Click here to find out why Lerner believes automation is one of networking's best kept secrets, when it comes to better availability and lower Opex.
How to reduce five weeks of configuration to four minutes
Speaking of automation -- as so many SDN bloggers currently are -- Dan Conde, an analyst at Enterprise Strategy Group (ESG) in Milford, Mass., also wrote about the subject in a post this week. Conde recalled how automation helped dramatically speed up a recent data center configuration project.
Conde said that Adam Mills, a network engineer at Riot Games -- which runs the popular online game "League of Legends" -- discussed the automation project at AnsibleFest San Francisco 2015. Previously, Mills flew around the world setting up data centers to support the company's massive gaming traffic, but with automation he now accomplishes the same work remotely and far more quickly. When Riot Games built out a data center in Japan, automation reduced configuration time from five weeks to just four minutes.
Although Mills used Ansible, Conde wrote that ESG research indicates networking professionals generally prefer Python or other traditional scripting languages. He added that even software-defined networks can benefit from automation -- an SDN controller doesn't eliminate the need for automation scripts.
Learn more about ESG's research on automation.
Future of network analytics
On his blog EtherealMind, network professional Greg Ferro predicted that analytics, enabled by SDN, will play a critical role in the networks of the future. Today's visibility tools read data from network traffic, but tomorrow's analytics tools will cross-reference information from multiple sources -- such as call center logs and network application performance -- to offer new insights to administrators.
Ferro said that network data aggregation without meaning is of limited use, which is why adoption of traffic tools like NetFlow and sFlow has been slow. Source data from such monitoring tools requires heavy processing.
While Cisco boasts an entire portfolio of analytics products, Ferro said that he would hesitate before investing in any of them -- as the company has "a Google-like history of abandoning products." Instead, he suggests experimenting with less expensive network analytics tools from startups.

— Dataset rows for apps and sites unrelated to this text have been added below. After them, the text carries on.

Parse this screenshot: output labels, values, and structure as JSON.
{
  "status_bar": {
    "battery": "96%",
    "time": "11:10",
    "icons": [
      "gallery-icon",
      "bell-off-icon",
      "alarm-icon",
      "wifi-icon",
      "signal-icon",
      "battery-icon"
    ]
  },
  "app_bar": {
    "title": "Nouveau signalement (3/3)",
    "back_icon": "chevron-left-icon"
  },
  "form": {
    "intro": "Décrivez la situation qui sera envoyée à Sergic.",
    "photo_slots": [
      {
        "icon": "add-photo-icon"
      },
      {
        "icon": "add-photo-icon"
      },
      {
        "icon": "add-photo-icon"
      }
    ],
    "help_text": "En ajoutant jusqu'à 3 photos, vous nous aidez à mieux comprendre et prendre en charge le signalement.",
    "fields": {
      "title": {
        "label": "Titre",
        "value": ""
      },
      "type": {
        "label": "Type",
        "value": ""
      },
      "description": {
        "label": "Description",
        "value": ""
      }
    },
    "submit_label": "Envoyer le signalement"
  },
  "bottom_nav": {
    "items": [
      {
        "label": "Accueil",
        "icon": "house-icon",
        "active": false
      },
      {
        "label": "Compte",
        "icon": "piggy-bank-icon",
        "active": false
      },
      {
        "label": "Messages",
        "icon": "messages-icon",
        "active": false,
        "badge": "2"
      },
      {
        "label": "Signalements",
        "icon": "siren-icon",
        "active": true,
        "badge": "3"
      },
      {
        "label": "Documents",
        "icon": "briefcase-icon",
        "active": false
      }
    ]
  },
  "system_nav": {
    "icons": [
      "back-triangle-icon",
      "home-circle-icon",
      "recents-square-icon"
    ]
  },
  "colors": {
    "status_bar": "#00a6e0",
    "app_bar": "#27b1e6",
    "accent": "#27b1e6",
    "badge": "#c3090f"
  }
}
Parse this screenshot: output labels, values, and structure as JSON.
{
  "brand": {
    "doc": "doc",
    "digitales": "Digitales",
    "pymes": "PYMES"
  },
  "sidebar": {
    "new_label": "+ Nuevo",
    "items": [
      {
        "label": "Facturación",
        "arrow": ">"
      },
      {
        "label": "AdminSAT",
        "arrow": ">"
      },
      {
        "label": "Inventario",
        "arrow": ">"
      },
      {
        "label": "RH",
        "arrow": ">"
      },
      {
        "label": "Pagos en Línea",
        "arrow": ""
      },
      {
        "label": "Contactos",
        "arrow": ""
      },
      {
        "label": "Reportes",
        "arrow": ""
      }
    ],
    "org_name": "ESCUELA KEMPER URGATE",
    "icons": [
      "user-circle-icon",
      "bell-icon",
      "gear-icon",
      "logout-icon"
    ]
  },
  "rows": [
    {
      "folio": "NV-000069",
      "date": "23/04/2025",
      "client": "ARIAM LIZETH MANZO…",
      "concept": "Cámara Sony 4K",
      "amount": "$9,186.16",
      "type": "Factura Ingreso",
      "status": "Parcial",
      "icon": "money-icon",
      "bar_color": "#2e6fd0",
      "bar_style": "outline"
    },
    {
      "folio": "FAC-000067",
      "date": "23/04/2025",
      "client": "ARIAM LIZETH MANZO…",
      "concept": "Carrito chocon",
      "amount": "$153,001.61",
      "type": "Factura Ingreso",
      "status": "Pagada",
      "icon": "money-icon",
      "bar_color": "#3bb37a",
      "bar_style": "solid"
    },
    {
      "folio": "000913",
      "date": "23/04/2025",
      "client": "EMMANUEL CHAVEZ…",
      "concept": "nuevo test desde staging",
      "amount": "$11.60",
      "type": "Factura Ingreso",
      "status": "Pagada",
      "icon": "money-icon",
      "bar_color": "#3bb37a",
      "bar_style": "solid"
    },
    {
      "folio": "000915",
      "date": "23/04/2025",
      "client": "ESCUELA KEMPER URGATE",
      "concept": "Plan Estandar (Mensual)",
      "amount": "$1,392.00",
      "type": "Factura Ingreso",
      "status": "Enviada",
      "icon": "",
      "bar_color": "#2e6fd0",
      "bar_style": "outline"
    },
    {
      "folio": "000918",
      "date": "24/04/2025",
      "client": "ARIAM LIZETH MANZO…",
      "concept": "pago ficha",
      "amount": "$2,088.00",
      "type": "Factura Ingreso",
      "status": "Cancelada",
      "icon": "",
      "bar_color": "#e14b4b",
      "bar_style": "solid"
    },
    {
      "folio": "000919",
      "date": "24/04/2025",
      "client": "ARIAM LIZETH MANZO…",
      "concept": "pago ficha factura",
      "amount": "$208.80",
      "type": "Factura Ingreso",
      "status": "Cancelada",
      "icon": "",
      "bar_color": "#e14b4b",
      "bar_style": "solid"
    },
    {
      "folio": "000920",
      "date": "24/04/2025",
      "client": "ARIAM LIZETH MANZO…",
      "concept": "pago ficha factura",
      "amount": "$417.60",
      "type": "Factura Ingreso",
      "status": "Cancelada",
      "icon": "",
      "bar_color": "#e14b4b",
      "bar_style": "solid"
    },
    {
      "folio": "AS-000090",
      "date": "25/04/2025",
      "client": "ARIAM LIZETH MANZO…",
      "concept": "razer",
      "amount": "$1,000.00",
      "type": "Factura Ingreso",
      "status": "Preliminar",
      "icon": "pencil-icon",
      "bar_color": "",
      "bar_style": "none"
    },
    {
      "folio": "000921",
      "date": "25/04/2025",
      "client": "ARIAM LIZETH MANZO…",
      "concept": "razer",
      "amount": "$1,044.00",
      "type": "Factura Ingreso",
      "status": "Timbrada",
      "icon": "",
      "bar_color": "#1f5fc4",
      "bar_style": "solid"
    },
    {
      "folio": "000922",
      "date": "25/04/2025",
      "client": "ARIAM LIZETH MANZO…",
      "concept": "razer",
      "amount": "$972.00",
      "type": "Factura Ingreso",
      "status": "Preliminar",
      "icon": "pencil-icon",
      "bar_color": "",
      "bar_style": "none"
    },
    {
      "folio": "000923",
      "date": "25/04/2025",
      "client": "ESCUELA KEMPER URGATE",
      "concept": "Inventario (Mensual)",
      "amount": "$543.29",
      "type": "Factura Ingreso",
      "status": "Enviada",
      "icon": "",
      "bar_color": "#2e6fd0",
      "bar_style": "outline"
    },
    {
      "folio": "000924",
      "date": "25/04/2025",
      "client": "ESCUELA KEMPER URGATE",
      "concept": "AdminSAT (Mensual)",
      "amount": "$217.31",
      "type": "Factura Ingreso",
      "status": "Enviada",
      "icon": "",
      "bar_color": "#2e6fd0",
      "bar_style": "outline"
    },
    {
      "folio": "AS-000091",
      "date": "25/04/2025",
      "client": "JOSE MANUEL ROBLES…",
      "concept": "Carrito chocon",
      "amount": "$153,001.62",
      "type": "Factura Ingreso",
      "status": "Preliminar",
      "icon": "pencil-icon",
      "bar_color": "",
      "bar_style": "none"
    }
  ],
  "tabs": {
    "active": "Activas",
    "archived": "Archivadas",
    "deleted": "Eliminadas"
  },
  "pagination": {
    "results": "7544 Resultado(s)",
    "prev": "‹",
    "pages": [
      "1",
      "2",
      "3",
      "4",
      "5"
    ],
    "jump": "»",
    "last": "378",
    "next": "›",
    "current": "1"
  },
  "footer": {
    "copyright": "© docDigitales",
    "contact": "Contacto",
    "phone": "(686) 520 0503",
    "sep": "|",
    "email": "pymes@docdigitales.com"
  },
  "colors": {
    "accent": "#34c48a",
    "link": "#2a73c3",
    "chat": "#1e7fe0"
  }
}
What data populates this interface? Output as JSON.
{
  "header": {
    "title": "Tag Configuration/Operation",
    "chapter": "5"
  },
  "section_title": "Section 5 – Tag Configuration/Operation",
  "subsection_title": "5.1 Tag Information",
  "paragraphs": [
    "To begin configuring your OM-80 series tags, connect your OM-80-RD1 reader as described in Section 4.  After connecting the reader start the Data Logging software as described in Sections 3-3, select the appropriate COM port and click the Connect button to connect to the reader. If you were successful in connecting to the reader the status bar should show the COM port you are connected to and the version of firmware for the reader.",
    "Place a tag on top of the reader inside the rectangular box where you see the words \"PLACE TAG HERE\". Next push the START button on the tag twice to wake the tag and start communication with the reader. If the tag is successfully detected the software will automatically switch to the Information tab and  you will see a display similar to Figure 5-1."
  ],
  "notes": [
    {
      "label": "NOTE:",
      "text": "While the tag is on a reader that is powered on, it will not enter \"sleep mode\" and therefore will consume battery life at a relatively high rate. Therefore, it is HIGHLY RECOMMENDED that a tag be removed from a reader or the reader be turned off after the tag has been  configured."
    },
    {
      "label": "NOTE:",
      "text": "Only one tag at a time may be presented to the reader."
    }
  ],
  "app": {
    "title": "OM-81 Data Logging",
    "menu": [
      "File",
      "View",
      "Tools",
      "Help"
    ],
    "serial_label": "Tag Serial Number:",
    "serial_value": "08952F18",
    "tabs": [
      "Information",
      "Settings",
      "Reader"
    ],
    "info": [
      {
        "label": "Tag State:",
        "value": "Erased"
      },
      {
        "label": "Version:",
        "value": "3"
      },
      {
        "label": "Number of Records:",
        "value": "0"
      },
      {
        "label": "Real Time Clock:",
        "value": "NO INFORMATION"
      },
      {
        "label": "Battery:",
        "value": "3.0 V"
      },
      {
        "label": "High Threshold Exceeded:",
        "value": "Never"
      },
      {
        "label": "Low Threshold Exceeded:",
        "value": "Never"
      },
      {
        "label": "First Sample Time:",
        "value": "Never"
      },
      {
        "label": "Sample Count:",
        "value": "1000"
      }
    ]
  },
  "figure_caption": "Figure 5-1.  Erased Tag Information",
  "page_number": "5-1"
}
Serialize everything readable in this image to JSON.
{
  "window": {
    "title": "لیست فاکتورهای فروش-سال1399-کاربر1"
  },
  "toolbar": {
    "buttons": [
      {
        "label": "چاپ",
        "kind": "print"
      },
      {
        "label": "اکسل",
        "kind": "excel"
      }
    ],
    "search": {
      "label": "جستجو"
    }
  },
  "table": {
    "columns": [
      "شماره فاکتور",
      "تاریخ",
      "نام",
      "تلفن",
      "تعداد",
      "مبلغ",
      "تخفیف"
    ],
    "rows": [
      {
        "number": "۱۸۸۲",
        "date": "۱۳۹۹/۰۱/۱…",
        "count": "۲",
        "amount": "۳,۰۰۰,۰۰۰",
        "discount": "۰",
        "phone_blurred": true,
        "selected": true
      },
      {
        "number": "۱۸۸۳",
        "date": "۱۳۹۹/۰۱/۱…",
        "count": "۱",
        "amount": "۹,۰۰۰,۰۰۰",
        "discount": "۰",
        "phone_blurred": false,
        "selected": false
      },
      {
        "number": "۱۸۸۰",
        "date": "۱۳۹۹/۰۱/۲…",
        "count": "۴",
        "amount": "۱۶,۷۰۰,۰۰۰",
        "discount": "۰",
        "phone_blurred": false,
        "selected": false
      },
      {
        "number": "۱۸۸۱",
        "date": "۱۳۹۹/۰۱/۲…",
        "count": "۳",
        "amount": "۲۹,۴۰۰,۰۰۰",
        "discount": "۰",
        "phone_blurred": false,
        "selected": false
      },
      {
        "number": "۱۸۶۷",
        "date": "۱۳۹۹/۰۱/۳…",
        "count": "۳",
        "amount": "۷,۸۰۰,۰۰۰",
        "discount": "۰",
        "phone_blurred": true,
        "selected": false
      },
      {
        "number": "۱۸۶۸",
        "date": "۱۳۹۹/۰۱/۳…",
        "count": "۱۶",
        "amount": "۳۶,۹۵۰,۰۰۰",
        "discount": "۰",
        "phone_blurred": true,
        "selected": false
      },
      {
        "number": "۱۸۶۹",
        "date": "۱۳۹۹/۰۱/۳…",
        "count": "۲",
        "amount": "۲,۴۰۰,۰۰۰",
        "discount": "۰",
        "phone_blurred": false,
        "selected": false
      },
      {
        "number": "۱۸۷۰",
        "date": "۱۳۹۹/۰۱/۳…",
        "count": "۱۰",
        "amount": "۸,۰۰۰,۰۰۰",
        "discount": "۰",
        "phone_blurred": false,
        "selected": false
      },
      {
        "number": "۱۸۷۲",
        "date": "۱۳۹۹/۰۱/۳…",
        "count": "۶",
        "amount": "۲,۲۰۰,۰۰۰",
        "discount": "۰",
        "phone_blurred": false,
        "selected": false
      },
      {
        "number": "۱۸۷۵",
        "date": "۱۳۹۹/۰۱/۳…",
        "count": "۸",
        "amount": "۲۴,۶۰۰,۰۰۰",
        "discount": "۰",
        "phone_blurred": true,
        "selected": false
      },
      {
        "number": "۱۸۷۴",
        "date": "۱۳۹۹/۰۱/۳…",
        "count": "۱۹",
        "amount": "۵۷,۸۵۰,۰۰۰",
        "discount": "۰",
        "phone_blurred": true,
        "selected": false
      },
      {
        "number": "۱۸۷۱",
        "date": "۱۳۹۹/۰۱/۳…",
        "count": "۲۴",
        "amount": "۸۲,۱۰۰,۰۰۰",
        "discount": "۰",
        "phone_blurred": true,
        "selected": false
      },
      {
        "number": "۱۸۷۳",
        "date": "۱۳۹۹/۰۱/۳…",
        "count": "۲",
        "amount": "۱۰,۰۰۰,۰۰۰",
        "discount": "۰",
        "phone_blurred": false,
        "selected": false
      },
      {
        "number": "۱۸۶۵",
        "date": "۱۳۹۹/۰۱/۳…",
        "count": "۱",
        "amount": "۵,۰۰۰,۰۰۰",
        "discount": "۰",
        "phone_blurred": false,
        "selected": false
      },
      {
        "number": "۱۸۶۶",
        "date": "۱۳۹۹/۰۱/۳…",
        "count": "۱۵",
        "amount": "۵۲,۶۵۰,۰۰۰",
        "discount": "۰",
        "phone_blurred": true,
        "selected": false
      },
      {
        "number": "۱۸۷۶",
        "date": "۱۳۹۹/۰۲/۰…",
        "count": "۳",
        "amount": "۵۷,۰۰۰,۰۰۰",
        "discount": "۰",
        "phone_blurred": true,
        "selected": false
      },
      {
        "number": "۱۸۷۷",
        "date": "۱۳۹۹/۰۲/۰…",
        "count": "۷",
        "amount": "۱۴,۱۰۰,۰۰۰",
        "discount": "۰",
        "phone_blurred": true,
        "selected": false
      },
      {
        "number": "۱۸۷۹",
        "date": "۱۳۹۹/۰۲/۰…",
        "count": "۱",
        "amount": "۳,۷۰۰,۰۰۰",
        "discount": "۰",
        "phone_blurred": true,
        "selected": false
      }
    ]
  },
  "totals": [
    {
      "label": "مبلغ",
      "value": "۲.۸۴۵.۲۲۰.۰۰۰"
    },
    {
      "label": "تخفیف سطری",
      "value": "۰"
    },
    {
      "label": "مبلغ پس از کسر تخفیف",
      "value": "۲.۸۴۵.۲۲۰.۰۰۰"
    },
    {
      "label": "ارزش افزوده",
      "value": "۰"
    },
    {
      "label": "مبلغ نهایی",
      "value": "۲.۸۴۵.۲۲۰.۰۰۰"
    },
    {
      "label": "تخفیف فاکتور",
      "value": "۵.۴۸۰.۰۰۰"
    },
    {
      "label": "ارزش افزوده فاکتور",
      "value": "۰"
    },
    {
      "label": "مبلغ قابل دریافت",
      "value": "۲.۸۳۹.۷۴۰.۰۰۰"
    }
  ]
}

Look to NASA for an important lesson in automation
SDN, meet DevOps
What do we want? More automation!